▶ WORK INSTRUCTION: The records below are to be copied exactly, with their pictures left out.

▶ MATERIAL SHOWN:
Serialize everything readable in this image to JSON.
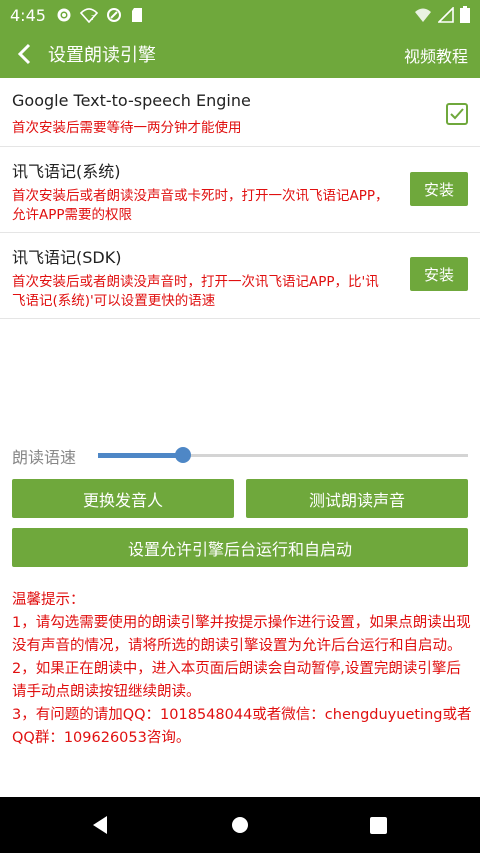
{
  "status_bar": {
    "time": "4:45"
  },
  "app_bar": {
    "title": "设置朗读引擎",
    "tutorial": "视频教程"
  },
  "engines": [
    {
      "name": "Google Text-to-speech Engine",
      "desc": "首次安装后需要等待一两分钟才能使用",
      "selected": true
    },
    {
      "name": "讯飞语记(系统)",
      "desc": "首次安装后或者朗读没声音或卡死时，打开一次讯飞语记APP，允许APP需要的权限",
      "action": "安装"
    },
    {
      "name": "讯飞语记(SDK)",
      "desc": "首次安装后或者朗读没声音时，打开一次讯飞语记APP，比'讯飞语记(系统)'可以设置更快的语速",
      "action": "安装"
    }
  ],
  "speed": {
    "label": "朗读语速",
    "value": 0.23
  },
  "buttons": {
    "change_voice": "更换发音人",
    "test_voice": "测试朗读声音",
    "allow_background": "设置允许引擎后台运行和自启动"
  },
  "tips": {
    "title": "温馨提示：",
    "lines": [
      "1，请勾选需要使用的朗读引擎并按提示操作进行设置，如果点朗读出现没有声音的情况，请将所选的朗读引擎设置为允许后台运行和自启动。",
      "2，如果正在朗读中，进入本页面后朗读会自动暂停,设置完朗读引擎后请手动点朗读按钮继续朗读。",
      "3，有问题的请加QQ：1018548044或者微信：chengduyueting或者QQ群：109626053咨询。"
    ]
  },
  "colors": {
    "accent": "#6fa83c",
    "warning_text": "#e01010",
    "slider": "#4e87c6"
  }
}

▶ WRITTEN RESPONSE:
Serialize everything readable in this image to JSON.
{
  "status_bar": {
    "time": "4:45"
  },
  "app_bar": {
    "title": "设置朗读引擎",
    "tutorial": "视频教程"
  },
  "engines": [
    {
      "name": "Google Text-to-speech Engine",
      "desc": "首次安装后需要等待一两分钟才能使用",
      "selected": true
    },
    {
      "name": "讯飞语记(系统)",
      "desc": "首次安装后或者朗读没声音或卡死时，打开一次讯飞语记APP，允许APP需要的权限",
      "action": "安装"
    },
    {
      "name": "讯飞语记(SDK)",
      "desc": "首次安装后或者朗读没声音时，打开一次讯飞语记APP，比'讯飞语记(系统)'可以设置更快的语速",
      "action": "安装"
    }
  ],
  "speed": {
    "label": "朗读语速",
    "value": 0.23
  },
  "buttons": {
    "change_voice": "更换发音人",
    "test_voice": "测试朗读声音",
    "allow_background": "设置允许引擎后台运行和自启动"
  },
  "tips": {
    "title": "温馨提示：",
    "lines": [
      "1，请勾选需要使用的朗读引擎并按提示操作进行设置，如果点朗读出现没有声音的情况，请将所选的朗读引擎设置为允许后台运行和自启动。",
      "2，如果正在朗读中，进入本页面后朗读会自动暂停,设置完朗读引擎后请手动点朗读按钮继续朗读。",
      "3，有问题的请加QQ：1018548044或者微信：chengduyueting或者QQ群：109626053咨询。"
    ]
  },
  "colors": {
    "accent": "#6fa83c",
    "warning_text": "#e01010",
    "slider": "#4e87c6"
  }
}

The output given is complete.